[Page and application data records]
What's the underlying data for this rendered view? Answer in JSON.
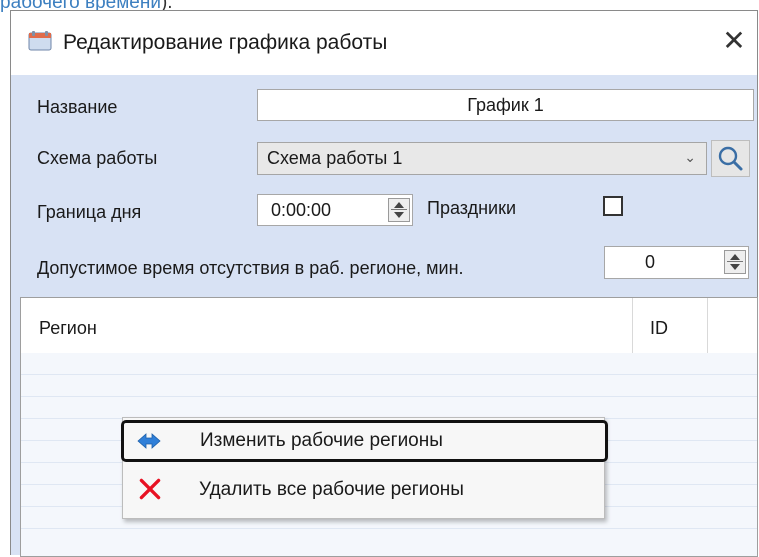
{
  "background_link": {
    "text": "рабочего времени",
    "after": ")."
  },
  "dialog": {
    "title": "Редактирование графика работы",
    "close_glyph": "✕",
    "name_label": "Название",
    "name_value": "График 1",
    "scheme_label": "Схема работы",
    "scheme_value": "Схема работы 1",
    "day_border_label": "Граница дня",
    "day_border_value": "0:00:00",
    "holidays_label": "Праздники",
    "holidays_checked": false,
    "absence_label": "Допустимое время отсутствия в раб. регионе, мин.",
    "absence_value": "0",
    "grid": {
      "columns": [
        "Регион",
        "ID"
      ],
      "rows": []
    }
  },
  "context_menu": {
    "items": [
      {
        "label": "Изменить рабочие регионы",
        "icon": "double-arrow-icon",
        "highlighted": true
      },
      {
        "label": "Удалить все рабочие регионы",
        "icon": "red-x-icon",
        "highlighted": false
      }
    ]
  },
  "colors": {
    "dialog_bg": "#d8e2f4",
    "link": "#3c7fc0",
    "delete_icon": "#e81123",
    "change_icon": "#2f7fd8"
  }
}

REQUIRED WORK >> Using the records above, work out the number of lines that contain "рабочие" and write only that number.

OUTPUT BELOW >> 2